Good news! New York City’s museums are opening up this week, for the first time since March! Welcome back, Met! Welcome back, MoMA! You too, Guggenheim! Whitney! Frick! Isn’t it grand? I think we all tried some of the virtual tours these museums offered during lockdown, but (shocker!) it just wasn’t the same. Of the museums listed, I’ve only been to the Met. But I’ve done extensive research (lie) and I’m going to feature the most famous piece of art at each of these in celebration of their grand re-openings.
First up, the Mack Daddy of NYC museums: The Metropolitan Museum of Art. Remembering all the incredible art here makes me immediately regret committing to “the most famous piece” as promised in the last paragraph. Impossible. So, I’m picking my favorite of the most famous pieces. Here’s a little painting that may look familiar- it’s only Degas’ MASTERPIECE, Dance Class.
|Degas’ paintings are en pointe.|
I love the subject (sometimes I have to talk myself down from the “Was Degas a pervert?” cliff, but once I do I just love his art so much.) The colors in this one are particularly beautiful, I think. The girls’ postures are incredible too. I love that he didn’t just paint them dancing, or at their very best, most poised selves. Instead, they’re tired, bored, maybe cursing out the girl who got the lead in Swan Lake, or contemplating the last episode of “Dance Moms.” I love it all.
Next, we have MoMA, where “modern” is a pretty relative term, if you ask me. The obvious choice here, is The Starry Night by our boy VVG. But I’m going to buttonhook you and go with The Sleeping Gypsy by Henri Rousseau.
|This was painted in 1897, btw. See what I mean about “modern?”|
When I remember Rousseau was mostly self-taught, I want to put my fist through a wall. That is an unfair amount of talent. I love the colors in this one too, the detail, but also the simplicity. Also, what a bizarre subject choice. I’d love to have café au lait with Henri and ask, “Now the gypsy with the lion. Were you drawing from life experience, or….?”
The Guggenheim has the most fun name of the NYC art museums (rivaled only by Frick, in my opinion) and some super fun art to boot. The most viewed piece there is Kandinsky’s Composition 8, which was also the first Kandinsky Solomon Guggenheim acquired. When we were locked down, we had an art recreation competition and my daughter drew a similar Kandinsky (confession: they all kind of look the same to me.) and it won first place and a high five from me! I also must must must encourage you to Google “Puppy” at the Guggenheim because it’s another super fun piece.

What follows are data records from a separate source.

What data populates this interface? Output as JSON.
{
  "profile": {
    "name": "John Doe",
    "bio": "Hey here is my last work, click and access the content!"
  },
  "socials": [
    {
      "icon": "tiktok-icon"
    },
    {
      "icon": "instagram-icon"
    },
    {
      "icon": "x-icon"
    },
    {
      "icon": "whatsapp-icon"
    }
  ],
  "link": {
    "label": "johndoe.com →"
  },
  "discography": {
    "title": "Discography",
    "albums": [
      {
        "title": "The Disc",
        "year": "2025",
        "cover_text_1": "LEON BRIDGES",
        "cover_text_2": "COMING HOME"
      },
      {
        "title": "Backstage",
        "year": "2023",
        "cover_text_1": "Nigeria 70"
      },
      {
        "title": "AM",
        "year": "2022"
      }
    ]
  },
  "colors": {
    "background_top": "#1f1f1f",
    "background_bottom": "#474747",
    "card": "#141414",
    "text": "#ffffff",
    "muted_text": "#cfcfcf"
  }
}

Gertrude Whitney opened her museum after the Met refused her donation of 700 pieces of art. What the heck, Met? Bad form. The Whitney is now home to beautiful art, and gets to boast that Jackie O. came to the opening. Did she go to the Met’s opening? No, she did not. Because she wasn’t born.
I hemmed and hawed over a piece of art to pick from the Whitney, but in the end, the sunset behind this Cape Cod won. Game, set, match, if you will. Edward Hopper vacationed in Cape Cod and sunsets are always prettier on vacation. I think he nailed this one.

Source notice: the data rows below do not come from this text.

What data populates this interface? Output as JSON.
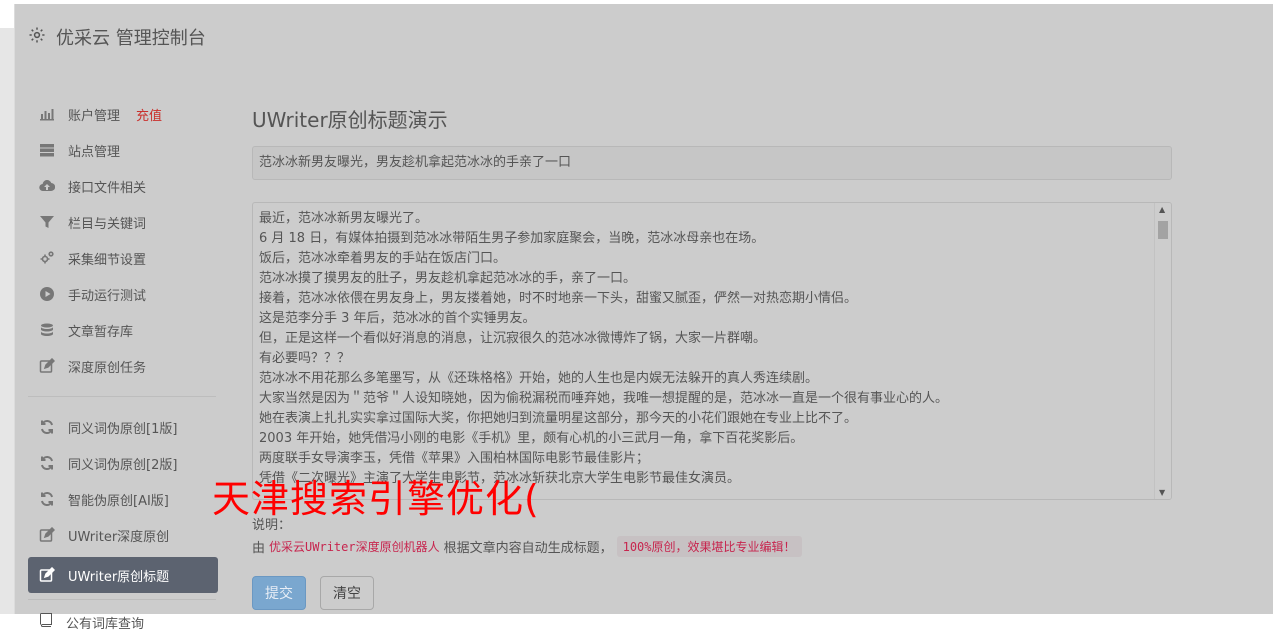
{
  "app": {
    "brand": "优采云 管理控制台",
    "icon": "gear-icon"
  },
  "sidebar": {
    "items": [
      {
        "label": "账户管理",
        "extra": "充值",
        "icon": "bar-chart-icon"
      },
      {
        "label": "站点管理",
        "icon": "server-icon"
      },
      {
        "label": "接口文件相关",
        "icon": "cloud-upload-icon"
      },
      {
        "label": "栏目与关键词",
        "icon": "filter-icon"
      },
      {
        "label": "采集细节设置",
        "icon": "cogs-icon"
      },
      {
        "label": "手动运行测试",
        "icon": "play-circle-icon"
      },
      {
        "label": "文章暂存库",
        "icon": "database-icon"
      },
      {
        "label": "深度原创任务",
        "icon": "edit-icon"
      }
    ],
    "items2": [
      {
        "label": "同义词伪原创[1版]",
        "icon": "refresh-icon"
      },
      {
        "label": "同义词伪原创[2版]",
        "icon": "refresh-icon"
      },
      {
        "label": "智能伪原创[AI版]",
        "icon": "refresh-icon"
      },
      {
        "label": "UWriter深度原创",
        "icon": "edit-icon"
      },
      {
        "label": "UWriter原创标题",
        "icon": "edit-icon",
        "active": true
      }
    ],
    "extra": {
      "label": "公有词库查询",
      "icon": "book-icon"
    }
  },
  "main": {
    "title": "UWriter原创标题演示",
    "title_value": "范冰冰新男友曝光，男友趁机拿起范冰冰的手亲了一口",
    "article_lines": [
      "最近，范冰冰新男友曝光了。",
      "6 月 18 日，有媒体拍摄到范冰冰带陌生男子参加家庭聚会，当晚，范冰冰母亲也在场。",
      "饭后，范冰冰牵着男友的手站在饭店门口。",
      "范冰冰摸了摸男友的肚子，男友趁机拿起范冰冰的手，亲了一口。",
      "接着，范冰冰依偎在男友身上，男友搂着她，时不时地亲一下头，甜蜜又腻歪，俨然一对热恋期小情侣。",
      "这是范李分手 3 年后，范冰冰的首个实锤男友。",
      "但，正是这样一个看似好消息的消息，让沉寂很久的范冰冰微博炸了锅，大家一片群嘲。",
      "有必要吗？？？",
      "范冰冰不用花那么多笔墨写，从《还珠格格》开始，她的人生也是内娱无法躲开的真人秀连续剧。",
      "大家当然是因为＂范爷＂人设知晓她，因为偷税漏税而唾弃她，我唯一想提醒的是，范冰冰一直是一个很有事业心的人。",
      "她在表演上扎扎实实拿过国际大奖，你把她归到流量明星这部分，那今天的小花们跟她在专业上比不了。",
      "2003 年开始，她凭借冯小刚的电影《手机》里，颇有心机的小三武月一角，拿下百花奖影后。",
      "两度联手女导演李玉，凭借《苹果》入围柏林国际电影节最佳影片；",
      "凭借《二次曝光》主演了大学生电影节，范冰冰斩获北京大学生电影节最佳女演员。"
    ],
    "desc_label": "说明：",
    "desc_prefix": "由",
    "desc_code": "优采云UWriter深度原创机器人",
    "desc_mid": "根据文章内容自动生成标题，",
    "desc_badge": "100%原创，效果堪比专业编辑！",
    "submit_label": "提交",
    "clear_label": "清空"
  },
  "watermark": "天津搜索引擎优化("
}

|My grass is that same color right now. We need rain.|
Frick is not just an ersatz for a bad swear word, it also boasts some of the best art in the world, including two of the sixteen known Vermeers! A fun fact about Vermeer is that he was well-respected with cartographers (aka “Map Scientists”) for his fantastic depictions of globes and maps, as seen on the wall in this painting.
|Why did cuffs like his ever go out of style?|
I love Officer and a Laughing Girl because… well, it features a laughing girl. Happy subjects were few and far between back in the day. Obviously, she and the officer ran away together shortly after this painting was complete. (I hope.) Don’t you think they have a sexy Wendy and Captain Hook thing going on? No? Are you frickin’ kidding me? (Couldn’t resist.)
If you live in NYC, you should visit an art museum this week because you can. Also, because “museum” sounds like “you see ‘em.” And that is something to be celebrated.